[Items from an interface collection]
☆ ☆ ☆ ☆ ☆ ☆ ☆

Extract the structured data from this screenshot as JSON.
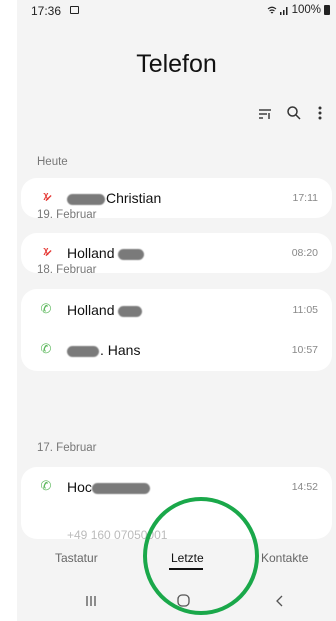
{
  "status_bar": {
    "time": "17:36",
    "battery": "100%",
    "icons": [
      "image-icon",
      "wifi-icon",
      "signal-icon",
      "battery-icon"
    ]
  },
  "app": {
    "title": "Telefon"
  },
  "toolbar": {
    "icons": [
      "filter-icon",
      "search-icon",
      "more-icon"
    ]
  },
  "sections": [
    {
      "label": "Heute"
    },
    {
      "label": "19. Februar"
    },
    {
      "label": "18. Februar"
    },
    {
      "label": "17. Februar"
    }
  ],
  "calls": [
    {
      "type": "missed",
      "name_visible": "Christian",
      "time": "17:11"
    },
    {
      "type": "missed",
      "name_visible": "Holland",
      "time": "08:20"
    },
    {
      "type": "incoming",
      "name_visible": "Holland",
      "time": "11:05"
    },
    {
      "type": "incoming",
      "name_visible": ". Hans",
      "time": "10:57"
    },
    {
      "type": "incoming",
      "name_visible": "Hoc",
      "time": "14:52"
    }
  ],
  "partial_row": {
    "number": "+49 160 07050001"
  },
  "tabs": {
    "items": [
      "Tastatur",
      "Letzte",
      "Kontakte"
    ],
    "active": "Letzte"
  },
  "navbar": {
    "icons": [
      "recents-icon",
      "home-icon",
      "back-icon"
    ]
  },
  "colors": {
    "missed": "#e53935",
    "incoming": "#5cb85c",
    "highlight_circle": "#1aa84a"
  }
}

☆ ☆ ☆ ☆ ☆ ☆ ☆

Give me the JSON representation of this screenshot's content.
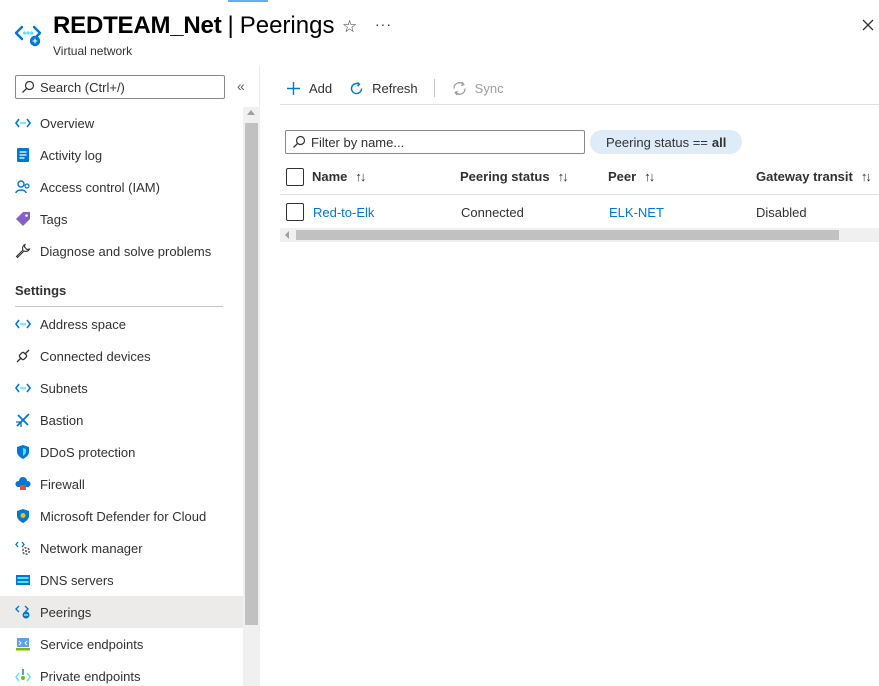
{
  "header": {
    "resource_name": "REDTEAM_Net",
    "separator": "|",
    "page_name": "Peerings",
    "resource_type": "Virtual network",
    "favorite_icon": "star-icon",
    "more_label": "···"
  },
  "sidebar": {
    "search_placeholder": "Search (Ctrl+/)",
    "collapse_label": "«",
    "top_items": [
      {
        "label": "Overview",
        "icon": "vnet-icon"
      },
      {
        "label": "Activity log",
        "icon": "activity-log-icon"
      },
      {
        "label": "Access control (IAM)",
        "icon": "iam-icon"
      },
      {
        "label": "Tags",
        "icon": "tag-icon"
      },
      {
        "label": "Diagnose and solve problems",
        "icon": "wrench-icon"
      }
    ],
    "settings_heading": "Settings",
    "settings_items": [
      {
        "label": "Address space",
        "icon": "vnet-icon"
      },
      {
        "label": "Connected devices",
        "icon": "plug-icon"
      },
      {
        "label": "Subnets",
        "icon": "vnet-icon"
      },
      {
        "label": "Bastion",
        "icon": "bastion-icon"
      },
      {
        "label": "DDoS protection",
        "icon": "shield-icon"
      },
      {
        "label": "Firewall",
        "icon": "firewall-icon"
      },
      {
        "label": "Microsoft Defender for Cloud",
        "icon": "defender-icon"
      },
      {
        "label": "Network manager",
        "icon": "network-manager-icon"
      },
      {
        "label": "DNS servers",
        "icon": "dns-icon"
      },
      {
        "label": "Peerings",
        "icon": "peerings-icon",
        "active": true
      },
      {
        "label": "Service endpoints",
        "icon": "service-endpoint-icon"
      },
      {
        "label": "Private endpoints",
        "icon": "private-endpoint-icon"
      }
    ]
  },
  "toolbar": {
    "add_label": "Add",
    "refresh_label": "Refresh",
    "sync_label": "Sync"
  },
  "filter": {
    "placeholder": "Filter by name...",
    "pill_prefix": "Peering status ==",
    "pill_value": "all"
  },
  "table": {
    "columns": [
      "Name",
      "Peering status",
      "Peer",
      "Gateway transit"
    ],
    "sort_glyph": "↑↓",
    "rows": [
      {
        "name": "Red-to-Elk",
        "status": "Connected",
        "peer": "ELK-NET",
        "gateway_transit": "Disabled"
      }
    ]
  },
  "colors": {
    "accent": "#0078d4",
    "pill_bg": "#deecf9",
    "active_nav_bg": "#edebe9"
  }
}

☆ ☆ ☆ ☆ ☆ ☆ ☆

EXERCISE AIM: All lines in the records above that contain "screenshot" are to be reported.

RESULT FOR THIS TASK:
Extract the structured data from this screenshot as JSON.
Give me the JSON representation of this screenshot's content.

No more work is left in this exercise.